Yesterday was a real eye-opener for me regarding Oh So. I ended up not going to the dressage show on Sunday because we were having too many issues at home on the flat to warrant it (plus my ride time was 7pm! Not in the winter, thanks). We went down to Woodside Equine Clinic to see Dr. Scott Anderson, who’s well-known for his lameness and chiropractic expertise. I’d seen him years before with my Hanoverian mare and a few times with Sam, but for the most part I’ve been going to Morven Park.
His first thought was that Oh So was very sensitive to his stomach points (an 8 out of 10) and he recommended scoping for ulcers. I’d had Oh So scoped about two years after I got him and he had some slight scarring, but the vet at the time just recommended a treatment of Gastrogard and a daily supplement (which he’s been on ever since). So, we’re going back for the scope on Monday so I can fast him for 12 hours before.
We did some flexion tests next and he was about a 2/5 on his hocks and stifles. I haven’t been able to develop a trained eye to these types of exams because with Sam, the flexion tests are always pretty horrifying. With Oh So, he just took a few stutter/short steps, but wasn’t obviously lame. Scott recommended hock and stifle injections. He thought that the stifles could be a one-time thing, but that they hocks had some obvious discomfort and projected that he might need them done once a year (we’ll see how he does of course, since this is his first time having joint injections). I think that explains a lot about his flatwork. I knew he was uncomfortable somewhere. It won’t fix his tension totally, but I think this is the right step to making him feel better.

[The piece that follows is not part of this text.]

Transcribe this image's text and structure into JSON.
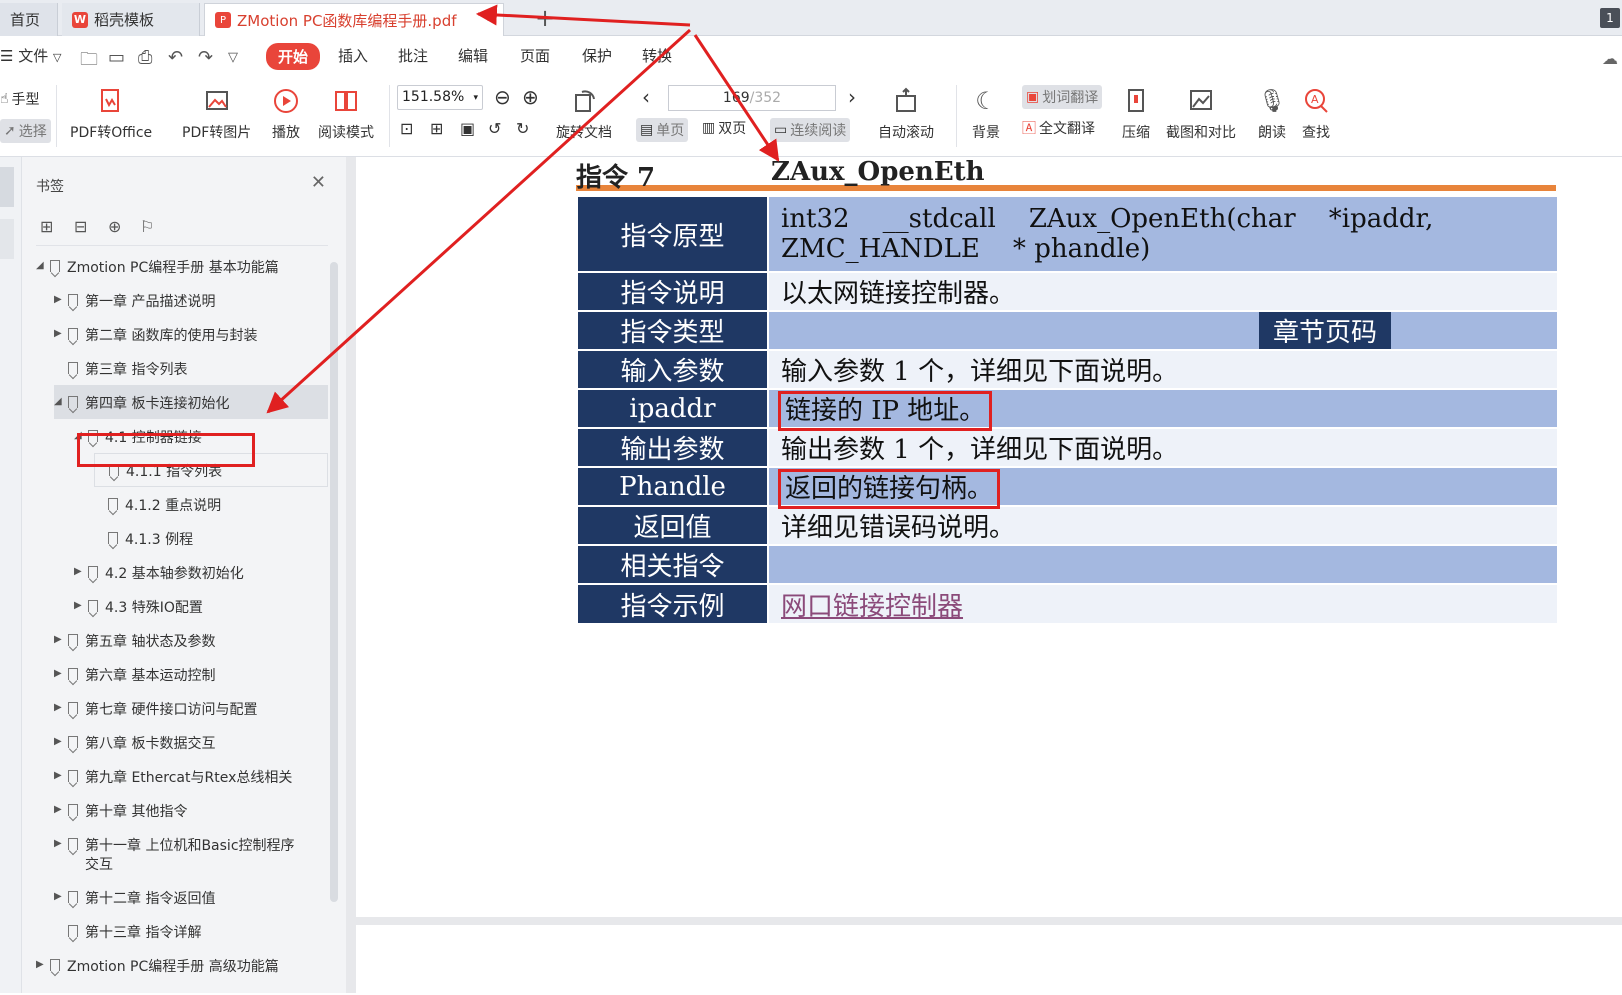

I guess I’m finally realizing that he’s almost 12. He was seven when I got him off the track, and I have to remember that even though he’s only been competing for four years, he raced for a lot longer and has to have had some wear and tear. I just didn’t think I’d be starting with injections so soon. It’s maintenance though, not pain management, which is where it differs from Sam.
Other than that, I’m having a pretty good week. I have some cool freelancing jobs in the works. I got the opportunity to work with Eventing UK as a U.S. eventing correspondent (thanks Leslie Threlkeld!) and I’m also going to be doing some more work with the USEA’s magazine. I’m starting with a book review column, so if you have any good ideas for books, let me know! It’s geared towards eventers, but I’m looking at everything from biographies to dressage to horse care. The Chronicle also asked me to do some more stories, so I’m really excited. It means a lot that they think of me and have faith in my writing.
I also got some more cool ribbons in the mail from CDCTA. I was training amateur champion and got fifth in prelim amateur. I’m just waiting for my Area II ribbon now and the 2011 season will be complete!